Stored records:
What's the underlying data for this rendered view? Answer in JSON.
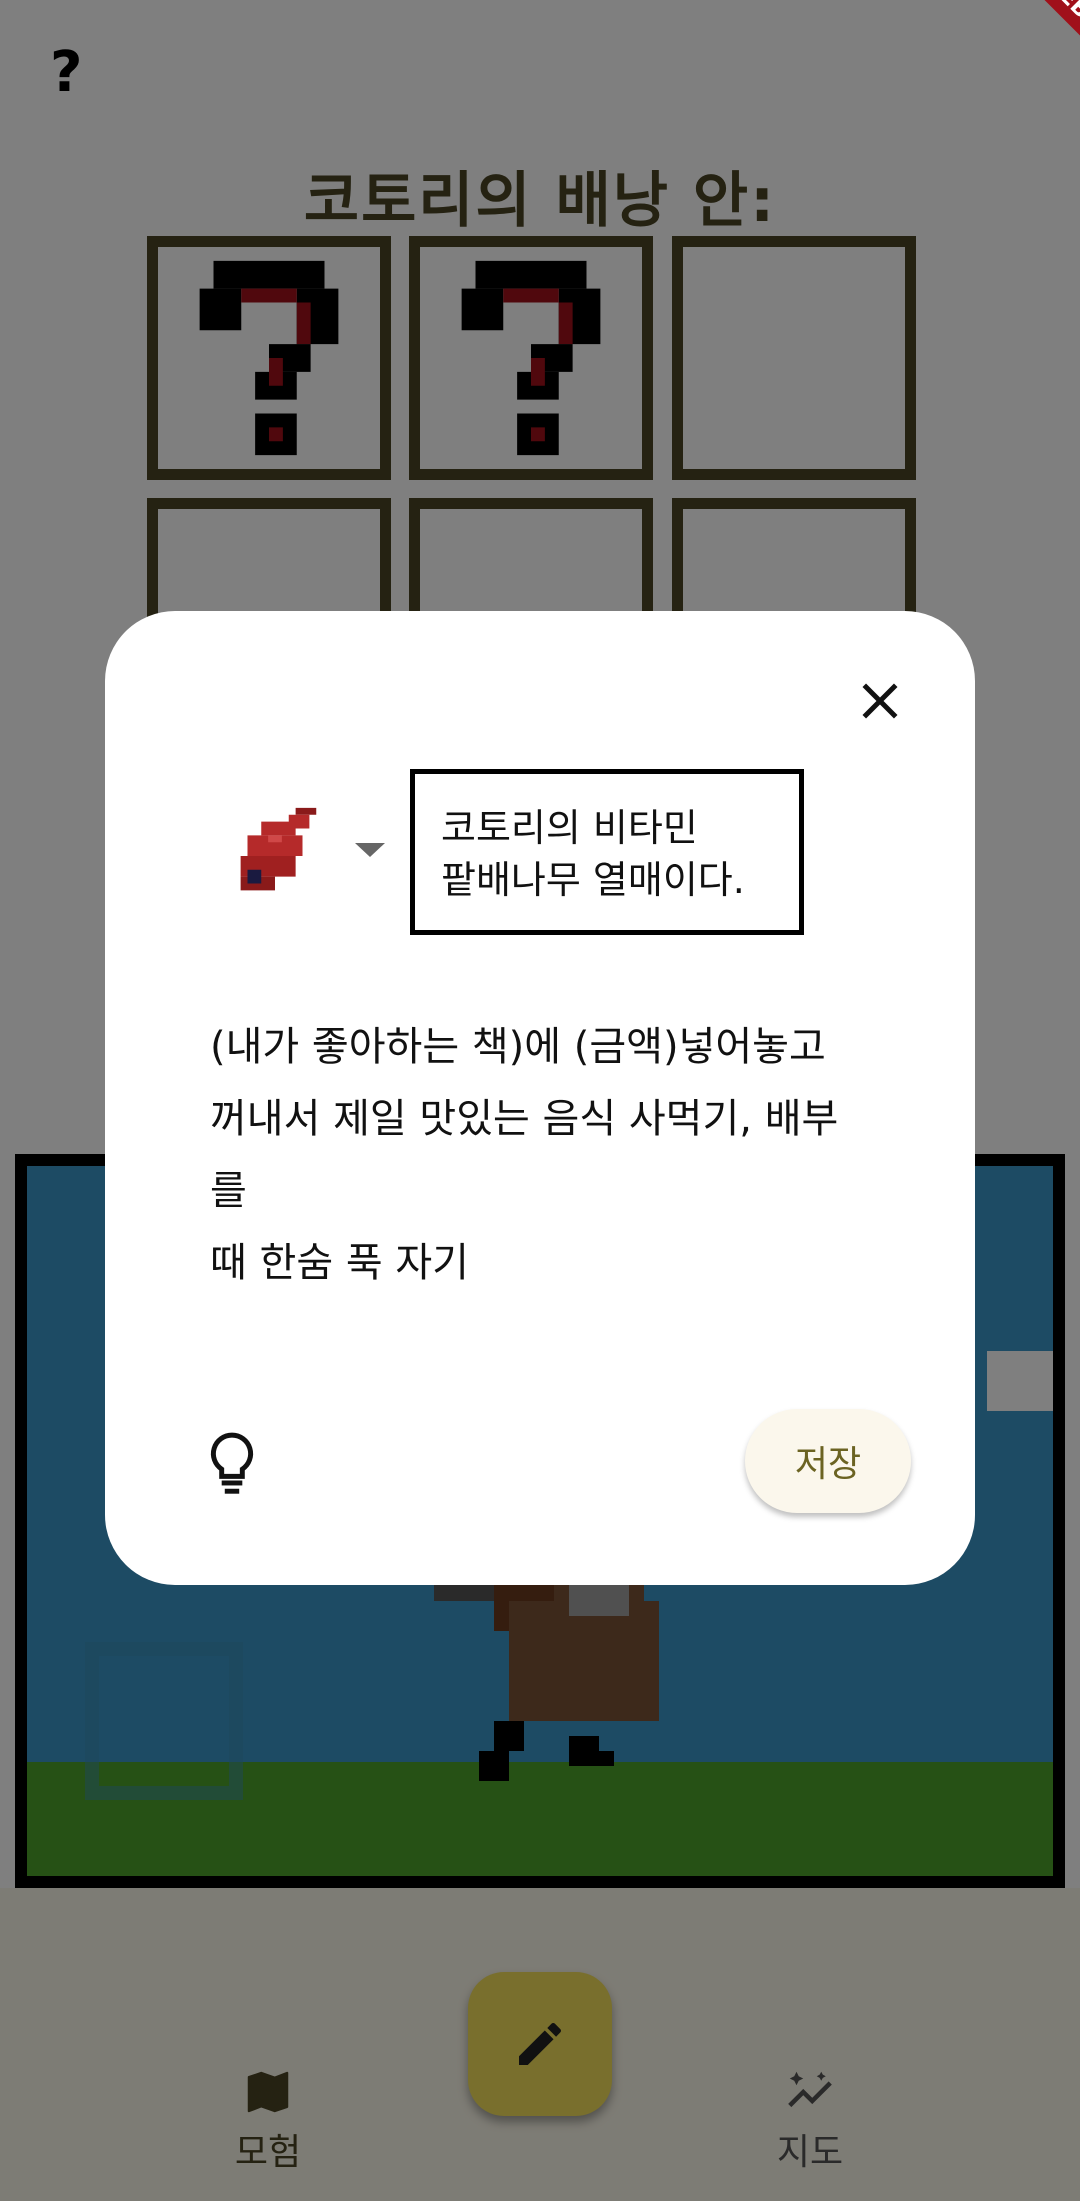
{
  "top": {
    "help_label": "?",
    "bag_title": "코토리의 배낭 안:"
  },
  "debug_banner": "DEBUG",
  "inventory": {
    "slots": [
      {
        "state": "unknown",
        "icon": "question-mark-icon"
      },
      {
        "state": "unknown",
        "icon": "question-mark-icon"
      },
      {
        "state": "empty"
      },
      {
        "state": "empty"
      },
      {
        "state": "empty"
      },
      {
        "state": "empty"
      }
    ]
  },
  "dialog": {
    "item_icon": "meat-icon",
    "item_description": "코토리의 비타민\n팥배나무 열매이다.",
    "body_text": "(내가 좋아하는 책)에 (금액)넣어놓고\n꺼내서 제일 맛있는 음식 사먹기, 배부를\n때 한숨 푹 자기",
    "save_label": "저장"
  },
  "nav": {
    "adventure_label": "모험",
    "map_label": "지도"
  },
  "colors": {
    "accent": "#4a4524",
    "fab": "#f2df5a",
    "sky": "#3b96c8",
    "grass": "#4da32a",
    "scrim": "rgba(0,0,0,0.5)"
  }
}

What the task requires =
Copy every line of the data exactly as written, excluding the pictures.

Completed task =
What's the underlying data for this rendered view? Answer in JSON.
{
  "top": {
    "help_label": "?",
    "bag_title": "코토리의 배낭 안:"
  },
  "debug_banner": "DEBUG",
  "inventory": {
    "slots": [
      {
        "state": "unknown",
        "icon": "question-mark-icon"
      },
      {
        "state": "unknown",
        "icon": "question-mark-icon"
      },
      {
        "state": "empty"
      },
      {
        "state": "empty"
      },
      {
        "state": "empty"
      },
      {
        "state": "empty"
      }
    ]
  },
  "dialog": {
    "item_icon": "meat-icon",
    "item_description": "코토리의 비타민\n팥배나무 열매이다.",
    "body_text": "(내가 좋아하는 책)에 (금액)넣어놓고\n꺼내서 제일 맛있는 음식 사먹기, 배부를\n때 한숨 푹 자기",
    "save_label": "저장"
  },
  "nav": {
    "adventure_label": "모험",
    "map_label": "지도"
  },
  "colors": {
    "accent": "#4a4524",
    "fab": "#f2df5a",
    "sky": "#3b96c8",
    "grass": "#4da32a",
    "scrim": "rgba(0,0,0,0.5)"
  }
}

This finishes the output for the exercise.